Nothing should change. Output the data exactly.

Items from an interface collection:
== Segment start ==
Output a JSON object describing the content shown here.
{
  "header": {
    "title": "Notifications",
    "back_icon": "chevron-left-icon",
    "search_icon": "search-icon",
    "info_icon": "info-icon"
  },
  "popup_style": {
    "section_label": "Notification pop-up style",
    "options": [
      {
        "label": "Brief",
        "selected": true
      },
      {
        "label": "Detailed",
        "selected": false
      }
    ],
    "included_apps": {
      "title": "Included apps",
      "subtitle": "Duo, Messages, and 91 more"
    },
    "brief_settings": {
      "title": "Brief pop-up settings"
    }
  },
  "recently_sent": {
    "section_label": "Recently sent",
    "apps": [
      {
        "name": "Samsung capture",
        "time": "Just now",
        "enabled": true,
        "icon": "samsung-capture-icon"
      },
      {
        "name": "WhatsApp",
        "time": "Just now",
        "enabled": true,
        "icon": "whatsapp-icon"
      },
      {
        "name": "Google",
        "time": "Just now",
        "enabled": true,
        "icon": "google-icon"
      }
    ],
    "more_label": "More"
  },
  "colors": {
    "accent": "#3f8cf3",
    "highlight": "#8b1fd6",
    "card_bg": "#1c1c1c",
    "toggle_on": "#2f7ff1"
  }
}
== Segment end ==
# [Answer below]
Output a JSON object describing the content shown here.
{
  "header": {
    "title": "Notifications",
    "back_icon": "chevron-left-icon",
    "search_icon": "search-icon",
    "info_icon": "info-icon"
  },
  "popup_style": {
    "section_label": "Notification pop-up style",
    "options": [
      {
        "label": "Brief",
        "selected": true
      },
      {
        "label": "Detailed",
        "selected": false
      }
    ],
    "included_apps": {
      "title": "Included apps",
      "subtitle": "Duo, Messages, and 91 more"
    },
    "brief_settings": {
      "title": "Brief pop-up settings"
    }
  },
  "recently_sent": {
    "section_label": "Recently sent",
    "apps": [
      {
        "name": "Samsung capture",
        "time": "Just now",
        "enabled": true,
        "icon": "samsung-capture-icon"
      },
      {
        "name": "WhatsApp",
        "time": "Just now",
        "enabled": true,
        "icon": "whatsapp-icon"
      },
      {
        "name": "Google",
        "time": "Just now",
        "enabled": true,
        "icon": "google-icon"
      }
    ],
    "more_label": "More"
  },
  "colors": {
    "accent": "#3f8cf3",
    "highlight": "#8b1fd6",
    "card_bg": "#1c1c1c",
    "toggle_on": "#2f7ff1"
  }
}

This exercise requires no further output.